Series creator and writer Mike White gives himself a sweet, sad showcase as an actor, as Tyler exposes himself in more ways than one.
I went through 13 episodes in a week. Did it hold up to my original review? (Yes, no, and yes.) And when will there be a critical mass of viewers ready to discuss?
In the new, post-Dan Harmon episodes, this once-brilliant community college sitcom now looks like a Cliff’s Notes version of itself.
NBC’s musical returns, retooled and apologetic. What you think of season two depends on how deep you thought the problems with season one were.
The big game is an all-day, bloated TV affair, and yet it was still able to turn on a dime and snatch excitement from the yawning jaws of boredom.
Back in 2006, I would not have described 30 Rock as a love story. But the funny, sweet finale confirmed that, in many ways, that is exactly what it was.
In Netflix’s new drama, Kevin Spacey guides a gleeful tour through a Washington D.C. where you are either eating flesh or you’re on the menu.
FX unveiled the first chapter of its Cold War story about a fascinating fake (or is it?) marriage.

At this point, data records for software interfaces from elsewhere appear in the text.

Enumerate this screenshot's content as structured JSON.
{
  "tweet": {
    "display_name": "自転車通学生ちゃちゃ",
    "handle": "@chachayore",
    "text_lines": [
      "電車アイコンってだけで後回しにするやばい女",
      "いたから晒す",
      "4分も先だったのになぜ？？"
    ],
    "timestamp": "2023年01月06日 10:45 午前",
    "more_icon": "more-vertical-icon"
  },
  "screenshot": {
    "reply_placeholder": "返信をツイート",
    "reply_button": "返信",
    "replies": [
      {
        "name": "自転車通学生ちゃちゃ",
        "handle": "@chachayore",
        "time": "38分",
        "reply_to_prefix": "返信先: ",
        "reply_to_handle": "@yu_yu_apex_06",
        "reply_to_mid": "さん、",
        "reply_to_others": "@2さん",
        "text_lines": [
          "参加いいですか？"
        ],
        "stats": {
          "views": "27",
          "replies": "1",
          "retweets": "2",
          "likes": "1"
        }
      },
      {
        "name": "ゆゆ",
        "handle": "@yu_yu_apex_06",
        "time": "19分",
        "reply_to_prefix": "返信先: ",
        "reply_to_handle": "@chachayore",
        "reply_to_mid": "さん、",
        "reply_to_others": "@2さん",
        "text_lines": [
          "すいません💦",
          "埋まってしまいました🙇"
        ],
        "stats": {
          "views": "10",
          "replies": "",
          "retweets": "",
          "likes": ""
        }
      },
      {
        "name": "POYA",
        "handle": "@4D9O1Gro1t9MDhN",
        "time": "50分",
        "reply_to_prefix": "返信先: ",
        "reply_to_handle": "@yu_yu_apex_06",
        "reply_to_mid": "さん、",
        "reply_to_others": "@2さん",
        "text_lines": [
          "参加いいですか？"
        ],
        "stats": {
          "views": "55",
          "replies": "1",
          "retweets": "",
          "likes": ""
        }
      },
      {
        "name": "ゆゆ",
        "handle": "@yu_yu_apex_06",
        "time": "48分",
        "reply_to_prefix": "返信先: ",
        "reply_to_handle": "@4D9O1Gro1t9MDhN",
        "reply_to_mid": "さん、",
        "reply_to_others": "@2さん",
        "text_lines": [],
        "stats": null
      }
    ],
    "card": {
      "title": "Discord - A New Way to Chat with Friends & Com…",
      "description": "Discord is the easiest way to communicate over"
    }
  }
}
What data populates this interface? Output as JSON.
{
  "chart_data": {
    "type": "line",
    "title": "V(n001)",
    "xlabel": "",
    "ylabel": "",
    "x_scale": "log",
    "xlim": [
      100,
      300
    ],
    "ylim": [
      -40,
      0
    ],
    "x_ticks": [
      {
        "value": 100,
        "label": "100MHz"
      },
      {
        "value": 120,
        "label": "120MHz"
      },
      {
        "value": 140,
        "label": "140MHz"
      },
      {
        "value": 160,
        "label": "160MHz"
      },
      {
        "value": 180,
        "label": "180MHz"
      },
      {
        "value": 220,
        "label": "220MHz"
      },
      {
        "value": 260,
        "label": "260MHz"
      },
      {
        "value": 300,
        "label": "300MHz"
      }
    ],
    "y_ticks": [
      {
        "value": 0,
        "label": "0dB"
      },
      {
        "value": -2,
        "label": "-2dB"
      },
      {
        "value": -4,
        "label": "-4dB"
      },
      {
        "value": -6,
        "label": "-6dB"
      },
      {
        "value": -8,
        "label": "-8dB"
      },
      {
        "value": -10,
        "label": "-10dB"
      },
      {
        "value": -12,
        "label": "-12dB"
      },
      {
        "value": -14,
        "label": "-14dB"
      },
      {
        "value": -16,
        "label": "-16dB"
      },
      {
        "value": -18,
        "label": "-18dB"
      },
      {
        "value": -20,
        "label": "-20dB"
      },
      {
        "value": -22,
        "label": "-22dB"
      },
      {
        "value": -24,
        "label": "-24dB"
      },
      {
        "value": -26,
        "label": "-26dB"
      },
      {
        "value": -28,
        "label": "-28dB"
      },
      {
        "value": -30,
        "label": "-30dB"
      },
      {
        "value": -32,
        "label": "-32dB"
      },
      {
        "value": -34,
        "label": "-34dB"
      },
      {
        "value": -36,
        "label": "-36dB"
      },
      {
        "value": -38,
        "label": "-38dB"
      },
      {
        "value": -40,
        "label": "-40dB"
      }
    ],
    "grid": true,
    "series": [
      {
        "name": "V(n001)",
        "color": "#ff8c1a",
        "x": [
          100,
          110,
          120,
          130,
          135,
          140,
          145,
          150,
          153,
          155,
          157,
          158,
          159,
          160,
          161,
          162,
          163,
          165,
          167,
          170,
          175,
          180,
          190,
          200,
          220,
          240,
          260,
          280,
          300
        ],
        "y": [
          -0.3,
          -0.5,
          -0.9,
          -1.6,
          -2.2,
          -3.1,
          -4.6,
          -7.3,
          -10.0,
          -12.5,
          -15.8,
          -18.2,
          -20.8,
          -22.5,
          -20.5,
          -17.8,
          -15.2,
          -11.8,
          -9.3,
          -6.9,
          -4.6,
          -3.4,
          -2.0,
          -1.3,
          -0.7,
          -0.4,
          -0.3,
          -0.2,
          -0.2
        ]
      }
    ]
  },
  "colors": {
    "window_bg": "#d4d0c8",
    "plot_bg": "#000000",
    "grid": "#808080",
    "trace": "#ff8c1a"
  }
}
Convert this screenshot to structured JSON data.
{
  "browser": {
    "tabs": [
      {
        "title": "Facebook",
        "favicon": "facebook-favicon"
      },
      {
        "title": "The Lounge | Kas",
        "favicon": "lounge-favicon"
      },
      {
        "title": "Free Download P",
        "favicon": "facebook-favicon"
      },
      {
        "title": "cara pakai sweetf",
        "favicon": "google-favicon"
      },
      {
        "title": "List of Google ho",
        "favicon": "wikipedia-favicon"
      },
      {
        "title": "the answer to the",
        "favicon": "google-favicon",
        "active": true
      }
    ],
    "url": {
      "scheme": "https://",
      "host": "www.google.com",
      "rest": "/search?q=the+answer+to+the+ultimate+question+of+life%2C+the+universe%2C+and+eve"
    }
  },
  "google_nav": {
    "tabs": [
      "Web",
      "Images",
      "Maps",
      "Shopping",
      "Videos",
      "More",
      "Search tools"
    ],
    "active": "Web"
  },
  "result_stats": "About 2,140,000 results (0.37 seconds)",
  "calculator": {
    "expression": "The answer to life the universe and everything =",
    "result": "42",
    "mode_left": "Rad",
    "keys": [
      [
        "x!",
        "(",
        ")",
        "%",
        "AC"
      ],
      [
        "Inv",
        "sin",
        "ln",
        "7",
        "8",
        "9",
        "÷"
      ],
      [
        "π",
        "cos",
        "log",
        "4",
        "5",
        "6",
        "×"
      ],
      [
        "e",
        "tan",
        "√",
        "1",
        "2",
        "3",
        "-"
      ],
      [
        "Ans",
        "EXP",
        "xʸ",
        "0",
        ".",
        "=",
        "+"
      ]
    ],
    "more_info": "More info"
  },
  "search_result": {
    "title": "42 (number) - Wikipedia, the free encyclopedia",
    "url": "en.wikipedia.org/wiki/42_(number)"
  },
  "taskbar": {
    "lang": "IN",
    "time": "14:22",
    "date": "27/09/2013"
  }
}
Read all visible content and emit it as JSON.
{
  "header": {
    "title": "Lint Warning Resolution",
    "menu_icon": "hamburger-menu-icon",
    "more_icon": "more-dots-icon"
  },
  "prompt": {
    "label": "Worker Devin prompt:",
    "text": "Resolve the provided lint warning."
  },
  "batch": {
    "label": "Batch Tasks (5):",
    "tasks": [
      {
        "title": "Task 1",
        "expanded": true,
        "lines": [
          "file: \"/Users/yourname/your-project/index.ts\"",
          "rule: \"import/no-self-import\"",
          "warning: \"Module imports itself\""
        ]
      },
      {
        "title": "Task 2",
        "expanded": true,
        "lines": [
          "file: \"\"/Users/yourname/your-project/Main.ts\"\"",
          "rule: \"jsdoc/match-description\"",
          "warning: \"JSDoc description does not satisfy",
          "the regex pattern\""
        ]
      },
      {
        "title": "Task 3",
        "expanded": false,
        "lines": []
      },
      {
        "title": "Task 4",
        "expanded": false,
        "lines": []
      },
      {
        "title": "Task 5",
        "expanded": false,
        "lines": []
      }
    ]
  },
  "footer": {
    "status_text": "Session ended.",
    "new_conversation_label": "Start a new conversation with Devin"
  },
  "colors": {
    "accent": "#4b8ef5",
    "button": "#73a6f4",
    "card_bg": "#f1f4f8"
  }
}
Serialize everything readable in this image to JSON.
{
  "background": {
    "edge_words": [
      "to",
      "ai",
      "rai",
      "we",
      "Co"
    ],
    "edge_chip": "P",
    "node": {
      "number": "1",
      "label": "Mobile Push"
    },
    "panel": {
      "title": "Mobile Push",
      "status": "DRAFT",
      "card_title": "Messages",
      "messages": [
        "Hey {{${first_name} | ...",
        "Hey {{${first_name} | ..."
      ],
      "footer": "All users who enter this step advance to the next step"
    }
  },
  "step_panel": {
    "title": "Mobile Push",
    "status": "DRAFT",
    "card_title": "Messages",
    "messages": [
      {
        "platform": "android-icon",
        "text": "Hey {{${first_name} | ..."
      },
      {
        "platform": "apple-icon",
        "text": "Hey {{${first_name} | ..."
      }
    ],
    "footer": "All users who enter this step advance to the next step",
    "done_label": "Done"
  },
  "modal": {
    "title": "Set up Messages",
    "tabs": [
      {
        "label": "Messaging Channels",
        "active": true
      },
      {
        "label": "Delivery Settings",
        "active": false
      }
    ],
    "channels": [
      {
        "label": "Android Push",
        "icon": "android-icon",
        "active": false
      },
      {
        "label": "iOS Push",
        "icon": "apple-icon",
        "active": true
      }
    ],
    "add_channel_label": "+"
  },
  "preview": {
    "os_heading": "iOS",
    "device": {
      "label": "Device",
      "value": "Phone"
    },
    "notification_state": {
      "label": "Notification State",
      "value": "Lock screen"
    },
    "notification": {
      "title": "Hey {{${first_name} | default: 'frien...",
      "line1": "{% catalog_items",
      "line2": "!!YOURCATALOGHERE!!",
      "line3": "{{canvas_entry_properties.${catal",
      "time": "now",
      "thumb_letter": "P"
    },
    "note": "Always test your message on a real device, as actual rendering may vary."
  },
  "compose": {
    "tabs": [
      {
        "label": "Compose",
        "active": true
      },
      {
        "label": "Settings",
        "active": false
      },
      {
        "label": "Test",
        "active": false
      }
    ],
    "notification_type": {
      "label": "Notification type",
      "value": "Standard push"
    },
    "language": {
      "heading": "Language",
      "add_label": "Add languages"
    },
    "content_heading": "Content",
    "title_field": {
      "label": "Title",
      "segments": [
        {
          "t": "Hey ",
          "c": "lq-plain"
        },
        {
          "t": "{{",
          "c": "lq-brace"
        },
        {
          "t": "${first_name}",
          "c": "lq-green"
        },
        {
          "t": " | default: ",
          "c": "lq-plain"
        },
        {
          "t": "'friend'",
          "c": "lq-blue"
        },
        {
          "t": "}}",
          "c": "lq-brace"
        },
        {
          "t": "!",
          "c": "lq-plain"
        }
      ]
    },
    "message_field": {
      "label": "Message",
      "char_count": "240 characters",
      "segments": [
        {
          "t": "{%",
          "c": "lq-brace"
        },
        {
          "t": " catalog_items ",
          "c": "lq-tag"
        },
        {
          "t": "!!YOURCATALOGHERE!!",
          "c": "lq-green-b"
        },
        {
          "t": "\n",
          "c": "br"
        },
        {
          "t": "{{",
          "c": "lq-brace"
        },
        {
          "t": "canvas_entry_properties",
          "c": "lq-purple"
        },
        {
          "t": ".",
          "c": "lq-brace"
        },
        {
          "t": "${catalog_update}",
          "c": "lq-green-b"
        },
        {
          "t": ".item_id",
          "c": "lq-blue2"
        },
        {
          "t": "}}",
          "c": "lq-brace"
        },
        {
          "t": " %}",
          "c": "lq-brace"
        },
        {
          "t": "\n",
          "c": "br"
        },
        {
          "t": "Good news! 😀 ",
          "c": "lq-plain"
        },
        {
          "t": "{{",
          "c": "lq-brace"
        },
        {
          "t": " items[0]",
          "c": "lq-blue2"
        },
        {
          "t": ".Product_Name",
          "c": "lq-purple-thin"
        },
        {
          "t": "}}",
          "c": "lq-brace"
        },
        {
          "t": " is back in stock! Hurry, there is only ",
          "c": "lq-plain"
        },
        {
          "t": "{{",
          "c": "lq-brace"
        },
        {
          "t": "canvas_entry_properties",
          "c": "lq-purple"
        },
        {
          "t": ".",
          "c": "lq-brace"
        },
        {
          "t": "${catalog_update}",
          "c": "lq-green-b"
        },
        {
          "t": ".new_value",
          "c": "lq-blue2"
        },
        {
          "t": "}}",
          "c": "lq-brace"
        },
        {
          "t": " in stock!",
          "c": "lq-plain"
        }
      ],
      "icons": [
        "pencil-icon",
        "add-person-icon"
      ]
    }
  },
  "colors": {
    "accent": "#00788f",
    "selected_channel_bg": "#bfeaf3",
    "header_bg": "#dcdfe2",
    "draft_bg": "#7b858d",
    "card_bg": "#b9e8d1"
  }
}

Last night, a couple of characters finally “violated the Hawley-Smoot Tariff Act.” If you catch our meaning.
FX’s Cold War thriller about a deep-cover Soviet spies in the suburbs is the thriller you’d expect but also an intriguing study of marriage as partnership.
In a beautiful episode, Amy’s ex goes to rehab, proving that you can lead a man to water, but he has to find the turtle himself.
Well, things got real there awfully quick.
The whole series, and last night’s episode, portrayed TV as a business, a farce, and, the one thing that gave sense to its neurotic characters’ lives.